The Rigol DS1102E/DS1052E has several interesting features and I thought I’d try to do a few blog posts highlighting the ones I found most interesting. This time, I’m going to show you “pulse triggering”.
If you are used to an analog scope, triggering is pretty simple. The idea is that when the scope sees the voltage go above (or below if you select negative slope) some trigger level voltage, the scope starts its sweep. Once it starts, its going to go to the end. With a digital scope like the Rigol, the instrument buffers traces all the time and when the trigger event occurs, it marks some point in the buffer and then fills in the rest of the buffer. So nominally that trigger point is the center. You can look backwards at what happened before the trigger and forward to what happened after the trigger.

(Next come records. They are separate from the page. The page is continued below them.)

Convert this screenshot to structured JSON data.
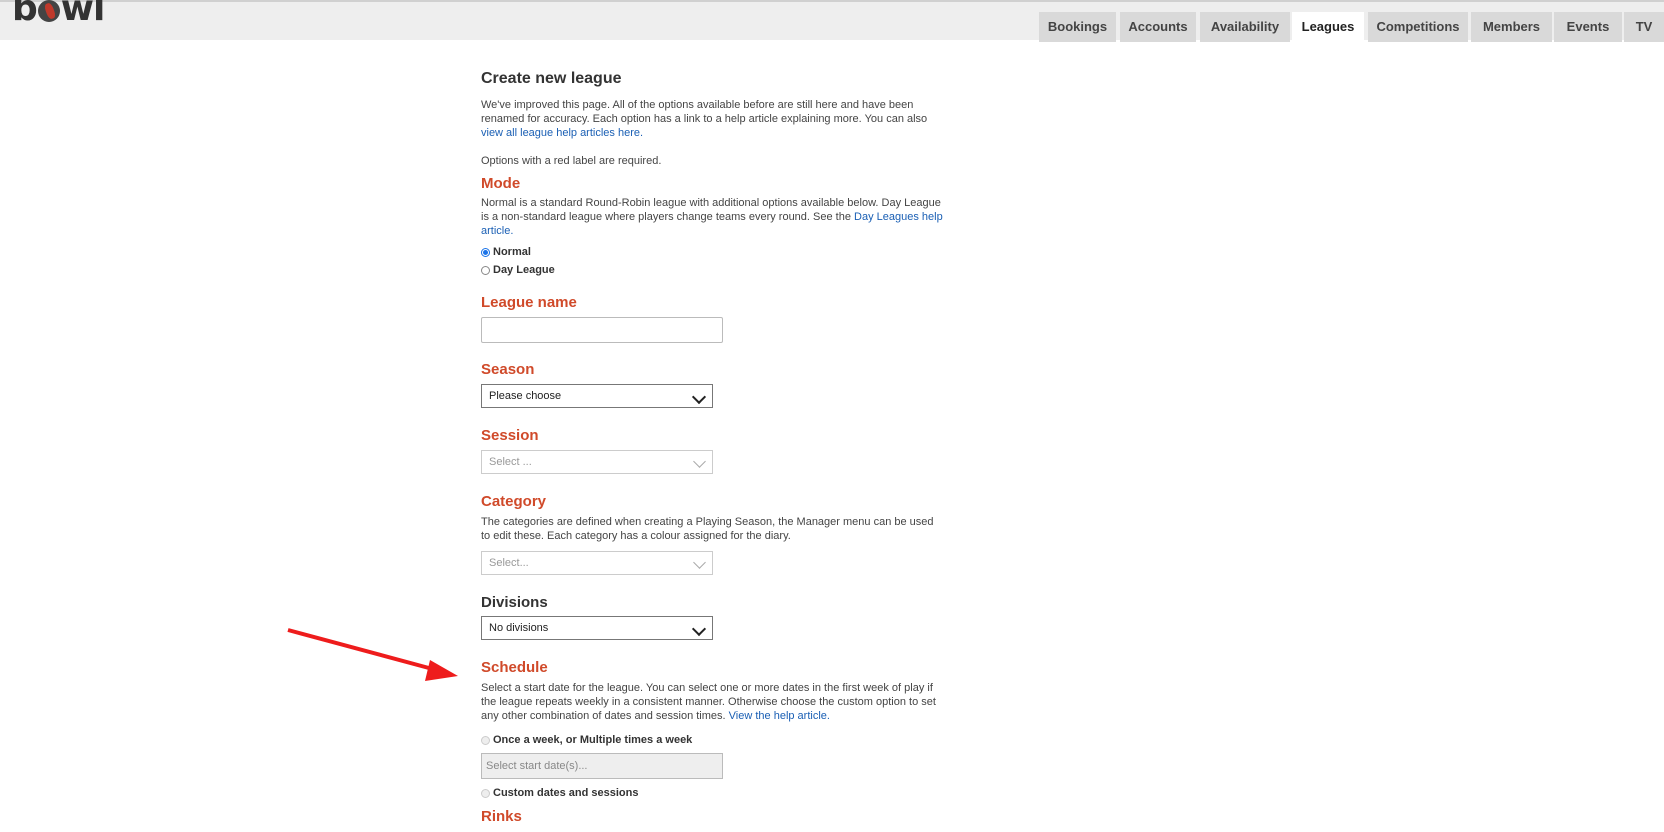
{
  "header": {
    "logo_text": "bowl",
    "tabs": [
      {
        "label": "Bookings",
        "active": false
      },
      {
        "label": "Accounts",
        "active": false
      },
      {
        "label": "Availability",
        "active": false
      },
      {
        "label": "Leagues",
        "active": true
      },
      {
        "label": "Competitions",
        "active": false
      },
      {
        "label": "Members",
        "active": false
      },
      {
        "label": "Events",
        "active": false
      },
      {
        "label": "TV",
        "active": false
      }
    ]
  },
  "page": {
    "title": "Create new league",
    "intro_text": "We've improved this page. All of the options available before are still here and have been renamed for accuracy. Each option has a link to a help article explaining more. You can also",
    "intro_link": "view all league help articles here.",
    "required_note": "Options with a red label are required."
  },
  "mode": {
    "label": "Mode",
    "description": "Normal is a standard Round-Robin league with additional options available below. Day League is a non-standard league where players change teams every round. See the",
    "link": "Day Leagues help article.",
    "options": [
      {
        "label": "Normal",
        "checked": true
      },
      {
        "label": "Day League",
        "checked": false
      }
    ]
  },
  "league_name": {
    "label": "League name",
    "value": ""
  },
  "season": {
    "label": "Season",
    "selected": "Please choose"
  },
  "session": {
    "label": "Session",
    "placeholder": "Select ..."
  },
  "category": {
    "label": "Category",
    "description": "The categories are defined when creating a Playing Season, the Manager menu can be used to edit these. Each category has a colour assigned for the diary.",
    "placeholder": "Select..."
  },
  "divisions": {
    "label": "Divisions",
    "selected": "No divisions"
  },
  "schedule": {
    "label": "Schedule",
    "description": "Select a start date for the league. You can select one or more dates in the first week of play if the league repeats weekly in a consistent manner. Otherwise choose the custom option to set any other combination of dates and session times.",
    "link": "View the help article.",
    "option_weekly": "Once a week, or Multiple times a week",
    "date_placeholder": "Select start date(s)...",
    "option_custom": "Custom dates and sessions"
  },
  "rinks": {
    "label": "Rinks"
  },
  "colors": {
    "required_label": "#d04a2a",
    "link": "#1a5fb4",
    "annotation_arrow": "#ee1c1c"
  }
}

With a digital instrument you can more fun kinds of triggers. So here’s an example of where “normal” triggering isn’t really adequate. Pulse width modulation (PWM) varies a pulse train to have a particular duty cycle. For example, a 50% PWM signal might be “on” for 10uS and “off” for 10uS. This can be used to control a motor’s speed or a lamp’s brightness efficiently, among other things.
The board is an economical way to convert a serial port (or a USB port with a serial adapter)) into an analog and digital I/O port. There’s 8 digital I/O, 5 analog inputs, a counter, and — what I’m interested in right now — a hardware PWM output. You can actually output “bursts” of PWM on any of the digital ports, but the hardware output just keeps making a PWM signal until you reprogram it or tell it to stop.
The 9.47uS isn’t critical. It just needs to be bigger than the small pulses and smaller than the wide pulses. Then push the down arrow and select Single for the sweep type. This will cause the scope to get one trigger, record the data, and stop.
java GP3Script pwmtest.js
will do it.
You can see the result at the start of this post. The Run/Stop button turns red and you should see something like the picture. Notice that the trigger point is marked with the T flag. It occurs AFTER it sees a pulse greater than 9.47uS. You can see that the pulse before that was in fact very narrow (the 10% pulse; about 4uS wide). So we did actually capture the exact moment that the board switched from 10% to 75%. Of course there is plenty of data to the left and the right of the trigger if you want to see more of either width pulse.
Don’t forget when using pulse triggering you still need to set the trigger level or the results can be unstable. You want the level high enough up the pulse to keep noise near ground level from triggering it, it seems.
You can select lots of options on the pulse trigger, including when a pulse is greater than a certain width, less than a certain width or equal to a certain width. You can also pick positive or negative pulses. This is a great way to let the scope watch your data instead of having to collect a lot of samples and then try to find the interesting part.